Wolves have been celebrated, revered and feared for centuries. There’s something magical about them, and I think they know it. That said, for those who experience wolf problems, they lose their luster pretty quick.
Wolves eat meat, and a lot of it. The deer population in the U.P. has been decreasing significantly, and many believe the skyrocketing wolf population has much to do with that. Others say it’s due to tough winters,
I don’t know the scientific data on it. But I do know that a number of years ago I would occasionally cross a wolf track. And now I can’t go into the woods without seeing fresh sign. And it doesn’t take a scientist to determine what kind of fur is in their scat - deer.
In the fall of 2010 reportedly a forester escaped to a tree to stay protected from wolves. That’s the first precarious encounter I’ve heard of in the U.P.

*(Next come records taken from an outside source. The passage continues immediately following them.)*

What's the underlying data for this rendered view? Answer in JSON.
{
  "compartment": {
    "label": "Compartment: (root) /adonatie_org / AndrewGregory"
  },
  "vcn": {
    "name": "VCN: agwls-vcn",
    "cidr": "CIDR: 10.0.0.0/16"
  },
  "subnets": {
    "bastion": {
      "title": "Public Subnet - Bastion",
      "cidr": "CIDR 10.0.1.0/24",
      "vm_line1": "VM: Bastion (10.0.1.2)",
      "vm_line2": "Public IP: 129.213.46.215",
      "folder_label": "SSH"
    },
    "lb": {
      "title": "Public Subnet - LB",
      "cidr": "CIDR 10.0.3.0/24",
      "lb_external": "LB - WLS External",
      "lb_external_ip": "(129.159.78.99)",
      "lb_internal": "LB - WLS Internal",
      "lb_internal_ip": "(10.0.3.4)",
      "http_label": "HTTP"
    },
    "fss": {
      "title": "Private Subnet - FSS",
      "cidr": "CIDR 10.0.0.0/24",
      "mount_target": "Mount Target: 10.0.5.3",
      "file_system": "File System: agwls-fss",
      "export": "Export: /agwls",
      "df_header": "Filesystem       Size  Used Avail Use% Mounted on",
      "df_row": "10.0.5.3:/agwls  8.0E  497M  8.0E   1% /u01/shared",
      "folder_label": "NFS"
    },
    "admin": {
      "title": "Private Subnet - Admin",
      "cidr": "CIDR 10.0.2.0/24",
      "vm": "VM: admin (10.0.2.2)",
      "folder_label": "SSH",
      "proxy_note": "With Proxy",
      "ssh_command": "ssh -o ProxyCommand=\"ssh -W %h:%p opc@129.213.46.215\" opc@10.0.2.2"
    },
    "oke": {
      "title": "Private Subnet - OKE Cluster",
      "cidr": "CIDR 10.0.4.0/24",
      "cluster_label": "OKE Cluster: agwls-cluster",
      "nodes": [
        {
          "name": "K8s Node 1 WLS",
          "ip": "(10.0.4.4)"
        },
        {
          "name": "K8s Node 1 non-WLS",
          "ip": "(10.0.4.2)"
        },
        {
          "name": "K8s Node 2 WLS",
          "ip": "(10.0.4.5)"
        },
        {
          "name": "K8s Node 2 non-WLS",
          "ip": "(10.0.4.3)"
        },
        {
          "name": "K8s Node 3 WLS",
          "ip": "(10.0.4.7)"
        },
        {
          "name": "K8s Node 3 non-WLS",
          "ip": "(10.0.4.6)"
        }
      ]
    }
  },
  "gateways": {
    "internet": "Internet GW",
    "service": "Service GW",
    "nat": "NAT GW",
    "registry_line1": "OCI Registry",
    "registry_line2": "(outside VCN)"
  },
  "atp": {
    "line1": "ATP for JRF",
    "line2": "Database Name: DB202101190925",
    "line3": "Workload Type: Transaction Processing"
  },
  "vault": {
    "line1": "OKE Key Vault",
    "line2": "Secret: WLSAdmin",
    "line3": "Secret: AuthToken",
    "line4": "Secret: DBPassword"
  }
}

I had some close encounters, but none that seemed too threatening. Once I took a German Exchange student, Alex, on a hiking trip through the woods one day. We were pretty deep in a swamp, and I was looking over the map to plot my course when he came running back toward me. There was a wolf hot behind him. When the wolf saw us both he turned and ran away. I don’t think he was actually hunting Alex. I think more likely he was just hunting, and Alex started to run away from him. He was probably giving chase to determine exactly what he was, and I’m pretty sure would have turned away if there was only one of us there. Nonetheless, Alex was weak in the knees for a couple hours after the experience. But it was a thrill he sure remembered.
One evening I found myself surrounded by a pack of howling wolves. Night was quickly falling, and it was more than a little unsettling as their circle encroached ever tighter. I made my way out of the swamp and into a clear cut where I had parked my car. Now that I felt safe, it was pretty cool to lay on the ground beneath a full moon and blanket of stars listening to a pack of wild wolves in primitive pre-hunt ritual.